The above story is based on materials provided by Cardiff University. Note: Materials may be edited for content and length.


Cite This Page:

Cardiff University. "NASA Probe Could Reveal Comet Life, Scientists Claim." ScienceDaily. ScienceDaily, 3 July 2005. <www.sciencedaily.com/releases/2005/07/050702215050.htm>.
Cardiff University. (2005, July 3). NASA Probe Could Reveal Comet Life, Scientists Claim. ScienceDaily. Retrieved October 22, 2014 from www.sciencedaily.com/releases/2005/07/050702215050.htm
Cardiff University. "NASA Probe Could Reveal Comet Life, Scientists Claim." ScienceDaily. www.sciencedaily.com/releases/2005/07/050702215050.htm (accessed October 22, 2014).

Share This



More Space & Time News

Wednesday, October 22, 2014

Featured Research

from universities, journals, and other organizations


Featured Videos

from AP, Reuters, AFP, and other news services

Russian Cosmonauts Kick Off Final Spacewalk of 2014

Russian Cosmonauts Kick Off Final Spacewalk of 2014

Reuters - US Online Video (Oct. 22, 2014) — Russian cosmonauts Maxim Suraev and Alexander Samokutyaev step outside the International Space Station to perform work on the exterior of the station's Russian module. Rough Cut (no reporter narration) Video provided by Reuters
Powered by NewsLook.com
Comet Siding Spring Grazes Mars' Atmosphere

Comet Siding Spring Grazes Mars' Atmosphere

Newsy (Oct. 19, 2014) — A comet from the farthest reaches of the solar system passed extremely close to Mars this weekend, giving astronomers a rare opportunity to study it. Video provided by Newsy
Powered by NewsLook.com
Latin America Launches Communications Satellite

Latin America Launches Communications Satellite

AFP (Oct. 17, 2014) — Argentina launches a home-built satellite, a first for Latin America.
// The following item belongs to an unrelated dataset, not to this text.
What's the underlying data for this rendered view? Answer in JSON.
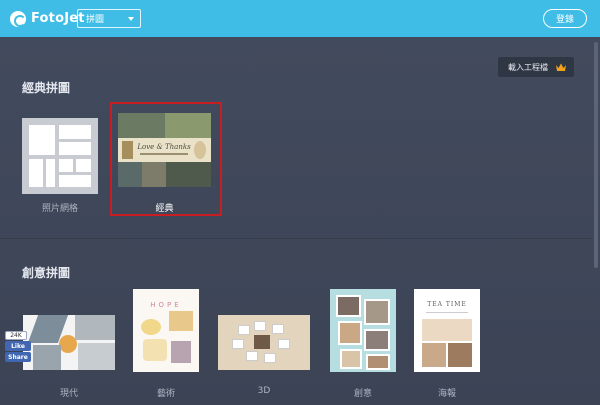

It will ride a French-made Ariane 5 rocket into orbit, and will provide cell phone, digital TV, Internet and data services to the lower half of South America. Duration: 00:41 Video provided by AFP
Powered by NewsLook.com
This Week @ NASA, October 17, 2014

This Week @ NASA, October 17, 2014

NASA (Oct. 17, 2014) — Power spacewalk, MAVEN’s “First Light”, Hubble finds extremely distant galaxy and more... Video provided by NASA
Powered by NewsLook.com

Search ScienceDaily

Number of stories in archives: 140,361

Find with keyword(s):
 
Enter a keyword or phrase to search ScienceDaily for related topics and research stories.

Save/Print:
Share:  

Breaking News:

Strange & Offbeat Stories

 

Space & Time

Matter & Energy

Computers & Math

In Other News

... from NewsDaily.com

Science News

Health News

Environment News

Technology News



Save/Print:
Share:  

Free Subscriptions


Get the latest science news with ScienceDaily's free email newsletters, updated daily and weekly. Or view hourly updated newsfeeds in your RSS reader:

Get Social & Mobile


Keep up to date with the latest news from ScienceDaily via social networks and mobile apps:

Have Feedback?


Tell us what you think of ScienceDaily -- we welcome both positive and negative comments. Have any problems using the site? Questions?
Mobile iPhone Android Web
Follow Facebook Twitter Google+
Subscribe RSS Feeds Email Newsletters
Latest Headlines Health & Medicine Mind & Brain Space & Time Matter & Energy Computers & Math Plants & Animals Earth & Climate Fossils & Ruins